 See D. Frascone, Une nouvelle hypothèse sur le sanctuaire des Trois Gaules à Lyon, RAE 60 (2011), 189-216; cf. Jakobsmeier, 25f.
 G. Perl, Die Rede des Kaisers Claudius für die Aufnahme römischer Bürger aus Gallia Comata in den Senat (CIL XIII 1668), Philologus 140 (1996), 114-138; E. Heller (ed.), P. Cornelius Tacitus: Annalen: lateinisch und deutsch. München/Zürich 1982.
 See esp. 85-87; cf. Y. Burnand, Primores Galliarum: sénateurs et chevaliers romains originaires de Gaule de la fin de la République au IIIe siècle, 4 vol., Paris 2005-2010. Jakobsmeier doesn’t use literature more recent than 2003 at this point. The only specialized study he refers to there is A. Chastagnol, Le Senat romain à l’époque impériale: recherches sur la composition de l’assemblée et le statut de ses membres, Paris 1992, which happens only in the context of a detailed question (the issue of adlecti in Claudius’ time; 86, note 421).
 Cf. Suet. Claud. 41. On the close relationship between Claudius’ and Livy’s way of expressing things, cf. D. M. Last / R. M. Ogilvie, Claudius and Livy, Latomus 17 (1958), 476-487, which also Jakobsmeier draws on.
 Cf. Liv. 4,3-5, especially 3f.
 An early example from the commentary may be appropriate here. Commenting on col.

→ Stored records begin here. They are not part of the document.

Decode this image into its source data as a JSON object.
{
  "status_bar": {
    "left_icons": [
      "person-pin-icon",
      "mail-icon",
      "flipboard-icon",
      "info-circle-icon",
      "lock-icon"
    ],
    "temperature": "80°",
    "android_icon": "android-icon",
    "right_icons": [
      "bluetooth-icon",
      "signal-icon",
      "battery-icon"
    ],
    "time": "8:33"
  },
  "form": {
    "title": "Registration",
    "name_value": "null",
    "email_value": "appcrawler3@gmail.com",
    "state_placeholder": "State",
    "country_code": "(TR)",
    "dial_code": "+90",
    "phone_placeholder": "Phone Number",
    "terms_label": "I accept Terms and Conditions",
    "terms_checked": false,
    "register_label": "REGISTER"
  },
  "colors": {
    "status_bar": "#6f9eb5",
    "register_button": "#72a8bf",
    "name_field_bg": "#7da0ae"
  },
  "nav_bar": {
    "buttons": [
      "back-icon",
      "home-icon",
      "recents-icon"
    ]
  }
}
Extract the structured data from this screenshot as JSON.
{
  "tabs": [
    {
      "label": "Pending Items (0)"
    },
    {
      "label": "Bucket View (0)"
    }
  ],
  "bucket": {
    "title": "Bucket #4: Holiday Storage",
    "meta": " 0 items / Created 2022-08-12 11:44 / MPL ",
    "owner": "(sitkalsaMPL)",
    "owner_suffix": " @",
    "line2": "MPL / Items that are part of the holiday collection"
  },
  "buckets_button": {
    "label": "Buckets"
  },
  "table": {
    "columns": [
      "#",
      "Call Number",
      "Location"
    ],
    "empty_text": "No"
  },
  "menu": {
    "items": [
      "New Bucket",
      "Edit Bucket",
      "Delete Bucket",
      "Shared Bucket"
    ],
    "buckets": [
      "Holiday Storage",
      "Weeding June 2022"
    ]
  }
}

I 17-23 with Claudius’ two versions on Servius Tullius’ origins, Jakobsmeier exclusively refers to parallels in Livy and remarks in a footnote (159, note 838): “Eine dritte Version, nach der Servius Tullius von einem Gott und einer Sklavin gezeugt worden sei, gibt Cornell, The beginnings of Rome, 132f., wieder.” At least here, Jakobsmeier does indicate the existence of a parallel source, which he does not do on many other instances.
 A notable exception is the commentary on I,16-24, 155-161, and its exceptional treatment seems to stem from the sentence’s great length.
 IMilet VI,3 1075.
 See his speech on reform of the law-courts: BGU 611. Cf. K. Wellesley, Can you trust Tacitus?, G&R 1 (1954), 13-33, here: 24.
 Tac. ann. XI,23 and 25,1; cf. Wellesley (1954), 24. Tacitus may have had in mind primarily the realities of decision-making in his own time with that, so that his chronology of events would just represent what he thought it should have been like.
 Cf. M. Becker, Die Gallierrede des Kaisers Claudius 48 n. Chr.: Legitimationsstrategie einer pragmatischen Integrationspolitik, FeRA 35 (2018), 1-20, here 4 with note 12.